Input records START

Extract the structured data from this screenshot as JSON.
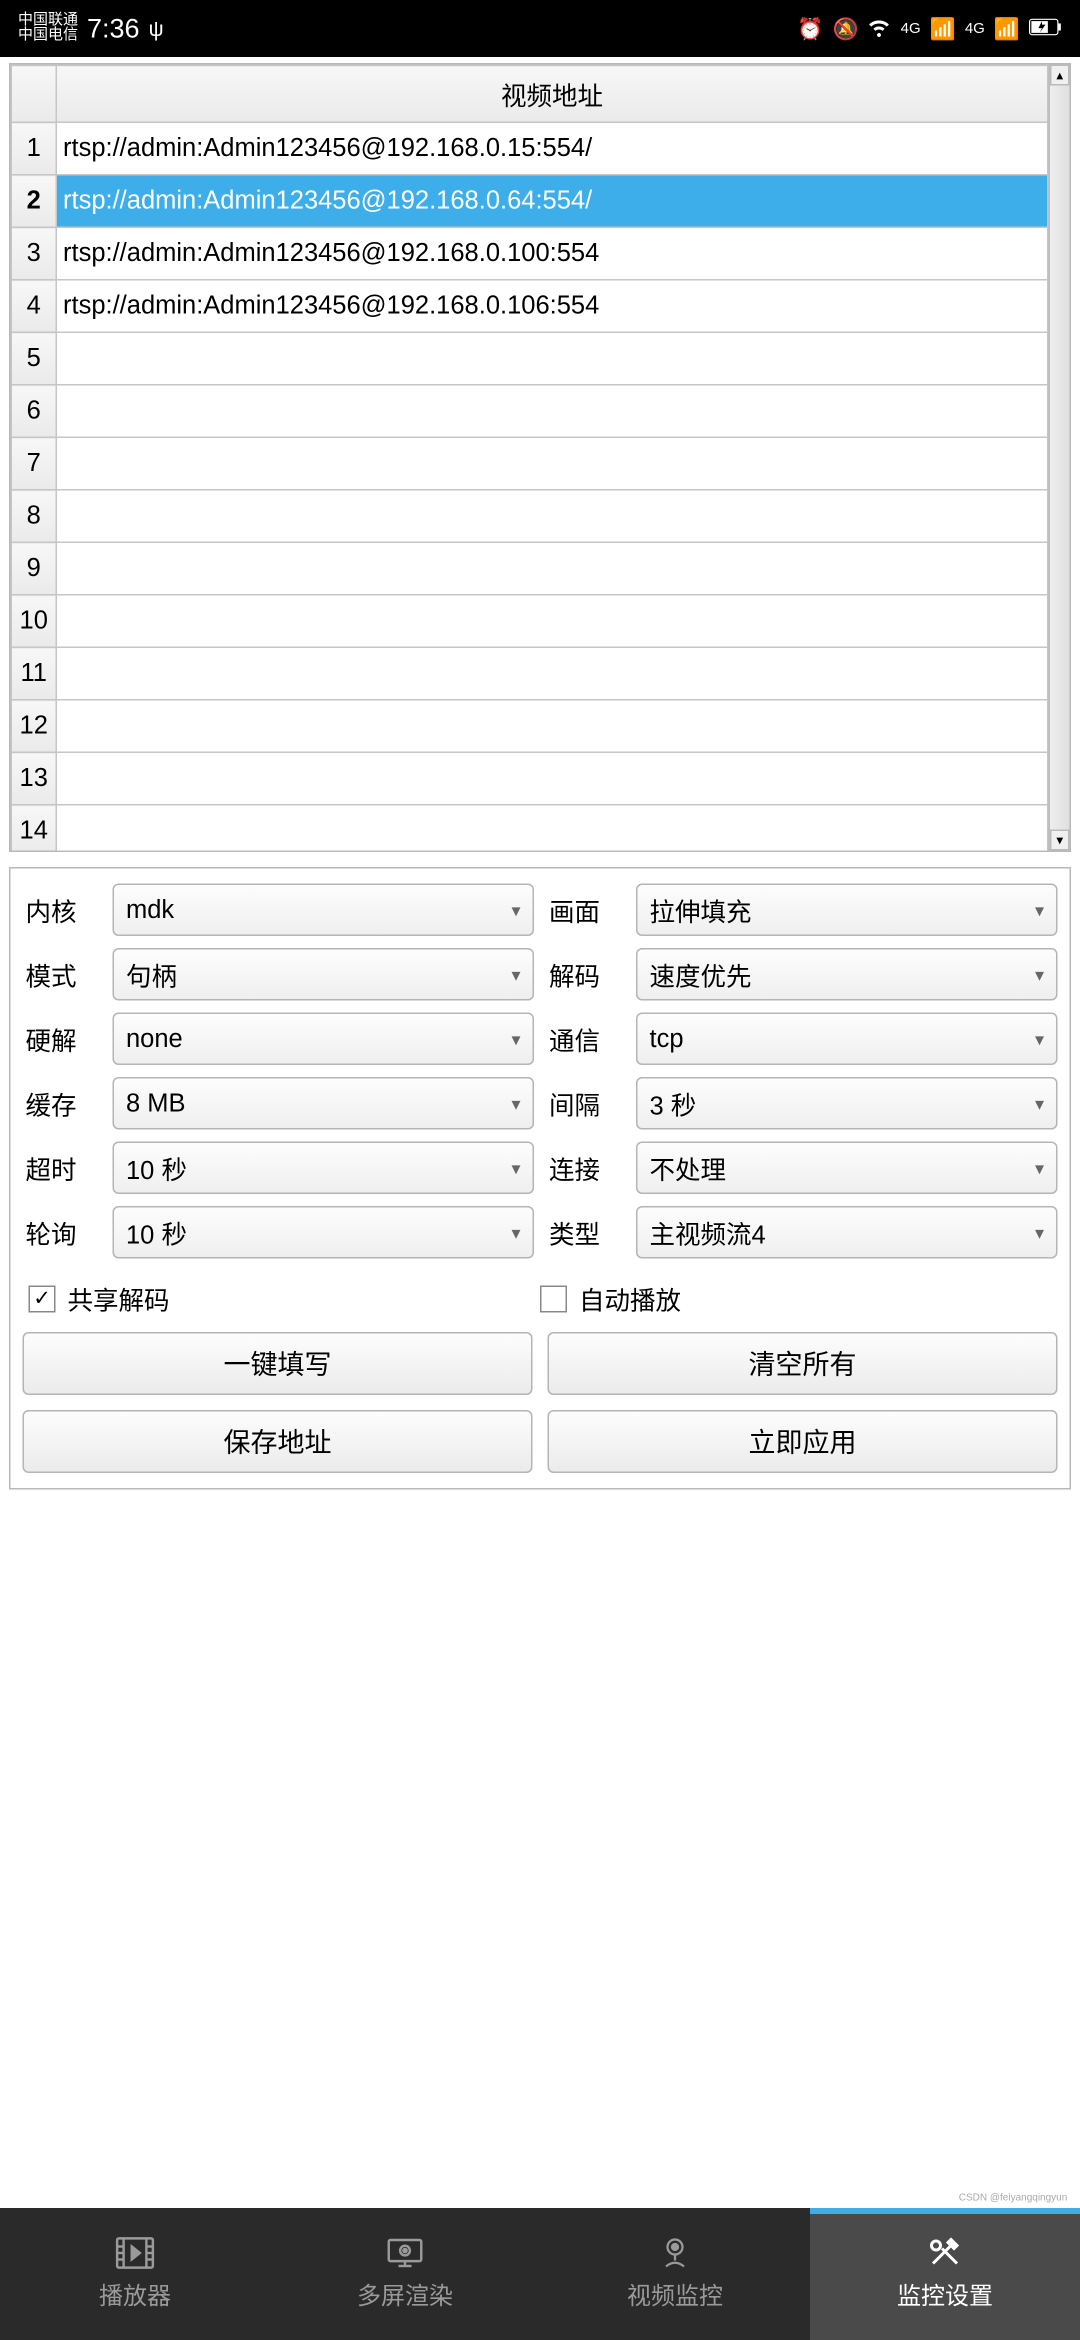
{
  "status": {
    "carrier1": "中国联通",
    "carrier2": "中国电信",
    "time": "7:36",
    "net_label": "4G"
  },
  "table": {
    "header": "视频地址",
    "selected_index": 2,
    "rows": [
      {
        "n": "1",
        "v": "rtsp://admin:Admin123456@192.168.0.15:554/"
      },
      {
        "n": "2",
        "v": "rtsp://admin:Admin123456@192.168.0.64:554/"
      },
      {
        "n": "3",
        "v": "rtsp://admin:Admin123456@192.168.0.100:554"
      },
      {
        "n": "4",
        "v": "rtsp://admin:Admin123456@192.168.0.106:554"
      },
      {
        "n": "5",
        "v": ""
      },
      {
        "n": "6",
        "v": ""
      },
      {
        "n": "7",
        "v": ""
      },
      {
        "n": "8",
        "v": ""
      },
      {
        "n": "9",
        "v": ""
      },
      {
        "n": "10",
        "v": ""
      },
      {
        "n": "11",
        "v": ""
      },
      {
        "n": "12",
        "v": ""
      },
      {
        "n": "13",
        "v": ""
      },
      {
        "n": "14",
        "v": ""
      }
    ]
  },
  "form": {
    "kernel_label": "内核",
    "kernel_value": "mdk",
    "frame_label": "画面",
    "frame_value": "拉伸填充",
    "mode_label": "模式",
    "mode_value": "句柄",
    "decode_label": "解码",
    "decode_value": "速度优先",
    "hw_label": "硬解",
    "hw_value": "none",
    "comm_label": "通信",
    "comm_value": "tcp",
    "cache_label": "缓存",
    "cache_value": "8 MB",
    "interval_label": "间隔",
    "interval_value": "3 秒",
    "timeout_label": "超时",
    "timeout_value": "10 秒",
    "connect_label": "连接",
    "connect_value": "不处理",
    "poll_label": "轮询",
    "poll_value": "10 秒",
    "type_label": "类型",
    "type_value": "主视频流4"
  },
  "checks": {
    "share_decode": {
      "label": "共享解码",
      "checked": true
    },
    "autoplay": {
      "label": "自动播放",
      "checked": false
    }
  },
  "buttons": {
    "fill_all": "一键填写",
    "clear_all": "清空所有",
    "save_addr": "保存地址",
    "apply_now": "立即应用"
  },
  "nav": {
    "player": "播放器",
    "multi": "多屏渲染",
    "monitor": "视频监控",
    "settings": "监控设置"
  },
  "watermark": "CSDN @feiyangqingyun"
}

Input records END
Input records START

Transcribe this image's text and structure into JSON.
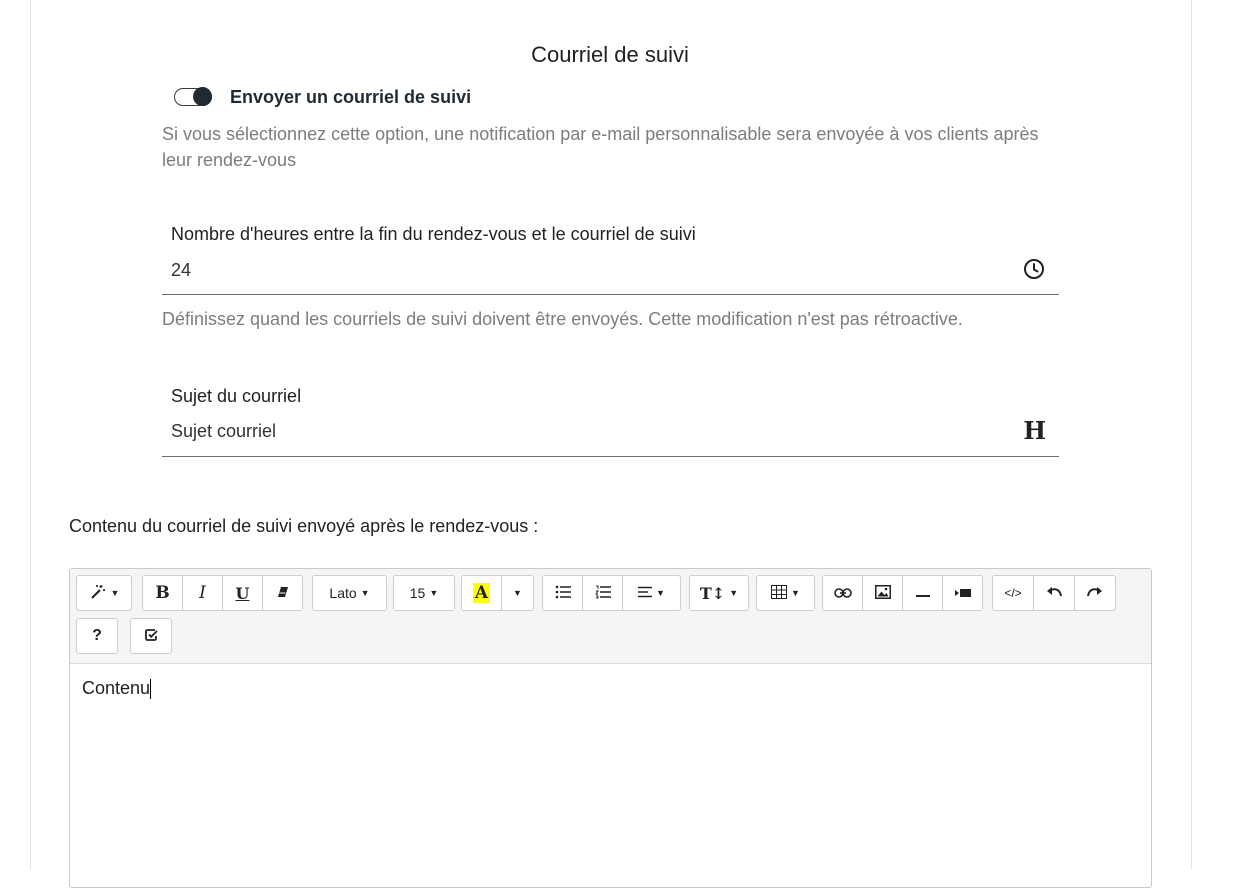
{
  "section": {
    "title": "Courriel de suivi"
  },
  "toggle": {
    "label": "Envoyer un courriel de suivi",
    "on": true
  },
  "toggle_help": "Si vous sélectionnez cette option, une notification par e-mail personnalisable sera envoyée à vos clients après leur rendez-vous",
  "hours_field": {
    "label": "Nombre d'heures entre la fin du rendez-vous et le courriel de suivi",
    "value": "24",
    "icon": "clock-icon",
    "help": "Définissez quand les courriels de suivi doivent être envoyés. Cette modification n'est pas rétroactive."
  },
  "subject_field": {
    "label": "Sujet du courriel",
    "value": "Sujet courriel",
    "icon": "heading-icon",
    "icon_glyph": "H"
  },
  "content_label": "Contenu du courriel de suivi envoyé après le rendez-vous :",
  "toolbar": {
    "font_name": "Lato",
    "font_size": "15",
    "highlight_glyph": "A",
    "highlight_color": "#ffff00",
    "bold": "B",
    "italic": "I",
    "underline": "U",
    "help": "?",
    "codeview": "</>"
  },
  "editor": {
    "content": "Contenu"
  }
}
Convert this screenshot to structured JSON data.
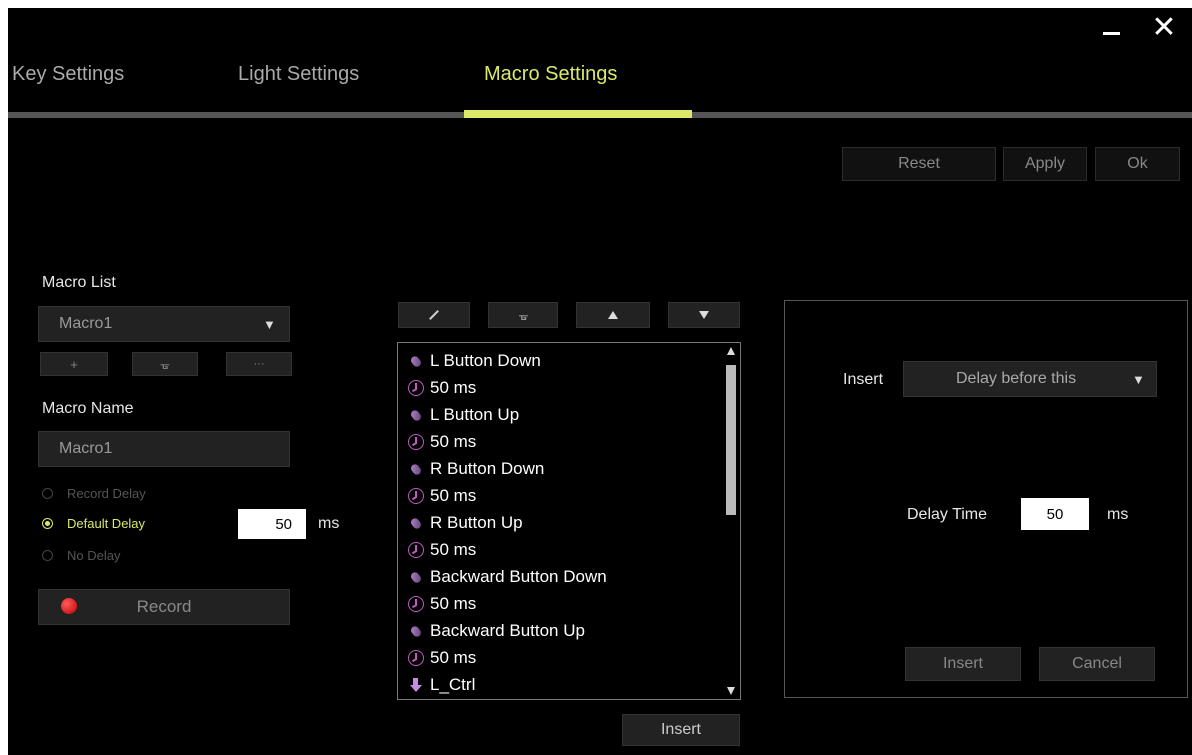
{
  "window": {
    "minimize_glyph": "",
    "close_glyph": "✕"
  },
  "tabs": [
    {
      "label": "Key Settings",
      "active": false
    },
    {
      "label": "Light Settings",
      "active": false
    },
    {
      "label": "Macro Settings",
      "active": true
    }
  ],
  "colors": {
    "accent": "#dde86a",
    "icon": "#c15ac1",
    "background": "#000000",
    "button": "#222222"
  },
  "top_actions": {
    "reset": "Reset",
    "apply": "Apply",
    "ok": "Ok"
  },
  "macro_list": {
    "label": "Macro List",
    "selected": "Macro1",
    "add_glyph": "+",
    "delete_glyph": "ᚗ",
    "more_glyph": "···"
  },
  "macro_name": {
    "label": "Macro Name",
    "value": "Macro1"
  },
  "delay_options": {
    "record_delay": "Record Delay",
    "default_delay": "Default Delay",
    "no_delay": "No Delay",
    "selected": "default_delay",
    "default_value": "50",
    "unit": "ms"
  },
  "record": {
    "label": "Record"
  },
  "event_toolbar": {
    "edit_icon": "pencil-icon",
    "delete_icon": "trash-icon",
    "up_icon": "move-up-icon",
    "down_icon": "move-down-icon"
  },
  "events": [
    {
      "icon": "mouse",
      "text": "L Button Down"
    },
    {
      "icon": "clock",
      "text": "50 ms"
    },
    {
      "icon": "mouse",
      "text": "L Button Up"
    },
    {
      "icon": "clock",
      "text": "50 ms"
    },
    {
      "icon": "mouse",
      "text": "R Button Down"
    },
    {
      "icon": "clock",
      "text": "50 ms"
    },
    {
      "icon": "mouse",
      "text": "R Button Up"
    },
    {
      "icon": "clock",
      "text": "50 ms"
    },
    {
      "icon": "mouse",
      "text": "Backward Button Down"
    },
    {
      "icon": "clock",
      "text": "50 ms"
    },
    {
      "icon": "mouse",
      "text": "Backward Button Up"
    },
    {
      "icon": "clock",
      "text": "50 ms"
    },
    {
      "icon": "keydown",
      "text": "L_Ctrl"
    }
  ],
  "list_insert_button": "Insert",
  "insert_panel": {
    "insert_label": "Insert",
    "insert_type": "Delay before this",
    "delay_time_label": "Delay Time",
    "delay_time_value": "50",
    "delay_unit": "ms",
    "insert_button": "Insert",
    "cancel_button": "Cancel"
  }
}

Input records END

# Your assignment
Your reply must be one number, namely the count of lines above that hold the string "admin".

# Task output
4